I moved to New Orleans right after I graduated from college and lived there for five years. It was a long way from Decatur, where I grew up and from Athens, where I went to school.
My first impression of the city was that the people there must have invented the good life. I had many occasions to remind myself that we were not in Decatur, Toto. It took me a long time not to be surprised when I saw people in the French Quarter walking around with drinks in their hands. It also came as news to me that people actually drank wine with their meals rather than before or after.
There were a lot of firsts for me in New Orleans: First apartment, first Mardi Gras, first raw oyster.
Hospitality was as natural to New Orleanians as breathing. I'd only been in the city a few weeks when I was invited to the house of a new acquaintance for dinner. "I'm fixing paella," she said. "Oh, that sounds wonderful," I responded.
Actually I had no idea what paella - a wonderful concoction of fresh seafood and rice - was, but I learned in a hurry and cleaned my plate in an embarrassingly short time. The hostess urged a second helping. She was refilling my plate from a big platter in the middle of the table and said, "Here, let me give you another squid tentacle." To which I blurted out ungraciously, "Oh, God, do you mean I've already eaten the first one?"
In Decatur, my mom's tuna casserole with the crushed potato chips on top was about as exotic as it got, foodwise.
I learned, in my first job as a teacher of English to seventh and eighth graders at a Catholic school, that a cash bar was a staple at PTA meetings and that parents who were worried about their children's grades would come to teacher conferences bearing vodka tonics. Some people even bought drinks for the nuns.
I also learned, from some of my teaching colleagues, how to make a pretty good batch of red beans and rice, which remains one of my favorite comfort foods. (The secret is to mash some of the cooked beans through a sieve and mix them in with the unmashed ones just before you spoon the beans over rice.) I never did master the subtleties of crawfish ?touff?e, even though one teacher brought me an actual sample so I would understand what it was supposed taste like.
After a couple of years of teaching school, I found a job on a weekly newspaper called the West Bank Guide, published in Gretna - "over the river" on the West Bank. Whitesides Tavern, near the Jefferson Parish Courthouse, was the favorite lunch spot, with incredible shrimp r?moulade and a smart-mouthed Central Casting waitress named, so help me, Oogie.
I've been back to New Orleans with my husband in recent years, and the city has never lost its appeal.
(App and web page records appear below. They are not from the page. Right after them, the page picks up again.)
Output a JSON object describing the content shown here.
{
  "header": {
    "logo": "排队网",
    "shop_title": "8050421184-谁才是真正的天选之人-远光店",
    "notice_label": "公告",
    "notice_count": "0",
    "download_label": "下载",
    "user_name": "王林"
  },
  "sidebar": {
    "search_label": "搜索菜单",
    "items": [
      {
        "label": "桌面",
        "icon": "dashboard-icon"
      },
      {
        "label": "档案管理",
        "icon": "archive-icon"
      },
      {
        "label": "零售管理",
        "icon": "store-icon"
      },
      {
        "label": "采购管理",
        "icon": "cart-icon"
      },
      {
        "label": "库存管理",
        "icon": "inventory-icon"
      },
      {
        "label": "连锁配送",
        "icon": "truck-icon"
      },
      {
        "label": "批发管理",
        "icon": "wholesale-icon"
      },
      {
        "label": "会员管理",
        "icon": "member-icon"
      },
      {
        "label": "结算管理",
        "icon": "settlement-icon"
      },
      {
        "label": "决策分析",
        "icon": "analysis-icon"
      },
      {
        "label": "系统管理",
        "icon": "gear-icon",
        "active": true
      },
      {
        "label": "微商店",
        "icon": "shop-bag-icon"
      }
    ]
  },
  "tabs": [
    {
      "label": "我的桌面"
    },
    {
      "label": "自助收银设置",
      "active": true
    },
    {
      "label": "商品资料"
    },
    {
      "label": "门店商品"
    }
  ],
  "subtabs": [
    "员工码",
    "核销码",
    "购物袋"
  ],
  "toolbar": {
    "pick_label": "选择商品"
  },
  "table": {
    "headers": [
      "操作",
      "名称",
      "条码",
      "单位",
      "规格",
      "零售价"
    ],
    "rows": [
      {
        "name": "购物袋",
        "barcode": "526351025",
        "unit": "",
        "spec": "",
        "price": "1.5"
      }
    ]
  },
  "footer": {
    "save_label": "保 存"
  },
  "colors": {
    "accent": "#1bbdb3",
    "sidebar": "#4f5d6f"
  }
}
Our ritual New Orleans lunch has become a muffaletta (huge round sandwich layered with cheese and meat and olive salad) from the Central Grocery on Magazine Street that we take up to a bench on the Riverwalk to eat while we watch the river.
That's the meal I most want to have again in New Orleans, the connection I most want to reestablish.
Susan Percy is editor of Georgia Trend.